The bill, while touted as an opening for those with severe epilepsy to obtain CBD treatment, has a major problem: It requires doctors to prescribe MMJ formally (rather than recommending it or helping with patient card paperwork) , which no doctor in the U.S. can legally do because it’s still federally illegal.
So why celebrate? Because the marijuana movement should know by now that cannabis reforms have been enacted one baby step at a time for more than two decades. The fact that a MMJ bill wasn’t dead on arrival in the conservative Texas Legislature is arguably a major step forward in and of itself. The bill passed the Texas House of Representatives 96-34, and in the state Senate 26-5.
Texas isn’t alone in having passed largely unworkable CBD laws that are little more than gestures of support for families with epileptic children. A dozen other conservative states have passed similar measures, including Alabama, Utah, Tennessee, and more. Georgia this year legalized the use of CBD oil but didn’t include any method of production or delivery, so families will be forced to break the law by acquiring such oils in other states and then driving home to get medicine to those who need it.
The final takeaway, in other words, is there’s still a lot of work to be done.
Redo in Massachusetts
Massachusetts dispensary applicants that were denied licenses when they first applied are getting ready to resubmit their applications, and this time the system will be more streamlined and transparent.
At least, it’s supposed to be.
Under new rules passed last week, dispensary license applicants will be judged on merit rather than being graded against competitors. The licenses themselves also will change and be similar to those given to pharmacies, and more health department staff will be made available to help applicants with questions. Would-be business owners can start applying for future licenses on June 29, and applications will be considered in the order they’re received.
A law passed in 2012 legalized MMJ in the state, but no dispensaries have opened as regulators crafted rules and awarded provisional licenses, then faced about two dozen lawsuits questioning the lack of transparency in the process, the way applicants were scored and problematic background checks.
The new rules, hopefully, will solve those issues, DPH officials said. But only time will tell if the second go-round will prove smoother than the first.
“We are pleased to see that the DPH has retained high standards for dispensaries that will foster a responsible, professional industry,” said Kevin Gilnack, the executive director of the Commonwealth Dispensary Association, which represents nine of the dispensaries that received provisional licenses.
The regulations also will tell applicants denied due to background checks what exactly caused officials to say no, and will be allowed to remove the person failing the check from the company’s application, according to the Boston Globe.
Jim Smith, a Boston attorney representing a Colorado company that was initially awarded two provisional licenses before having them pulled for questions about the company’s local support, said his clients will reapply, and called the new system “much more open and fair.”
Still, the big question for business owners and patients is when dispensaries will open.

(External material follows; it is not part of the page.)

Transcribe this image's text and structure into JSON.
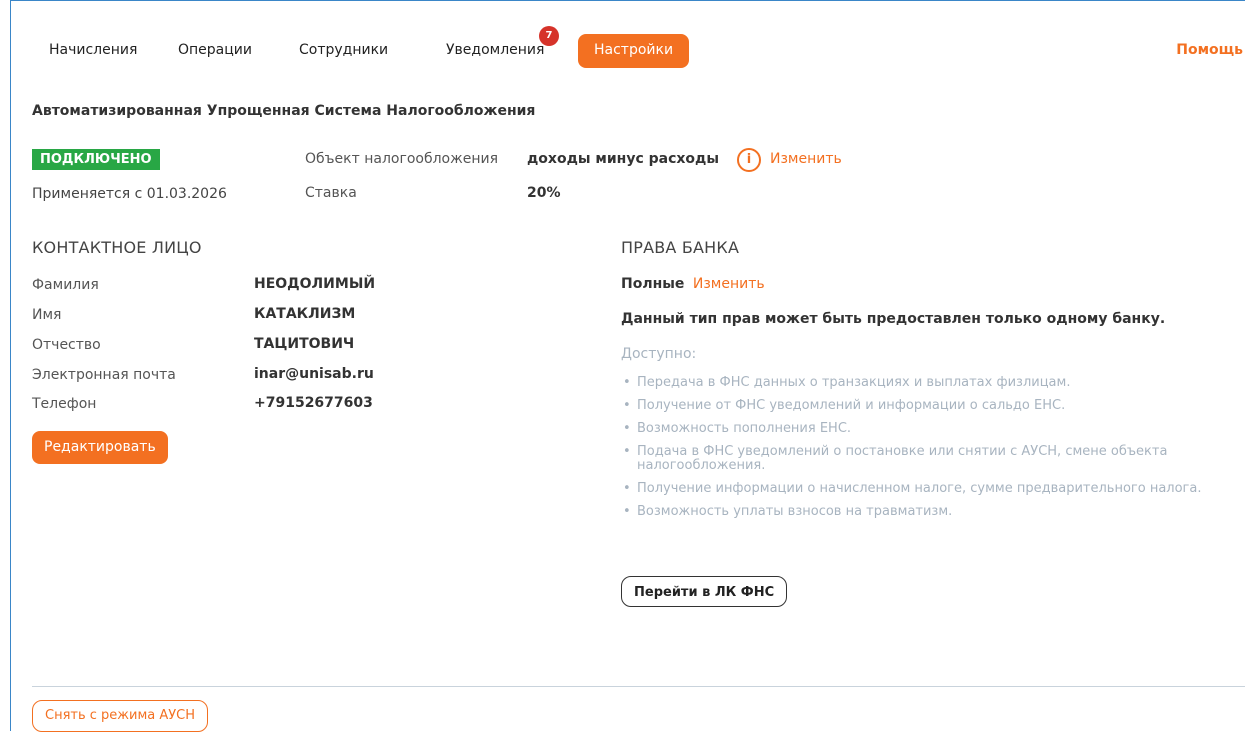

Just two dispensaries are poised to open in coming months. Alternative Therapies Group has started growing MMJ, and once it’s ready to open it’ll need to get a final approval from the state, a health department official has said. New England Treatment Access has received approval to begin cultivation and may open in the fall.
John Schroyer can be reached at firstname.lastname@example.org
Becky Olson can be reached at email@example.com
Tony C. Dreibus can be reached at firstname.lastname@example.org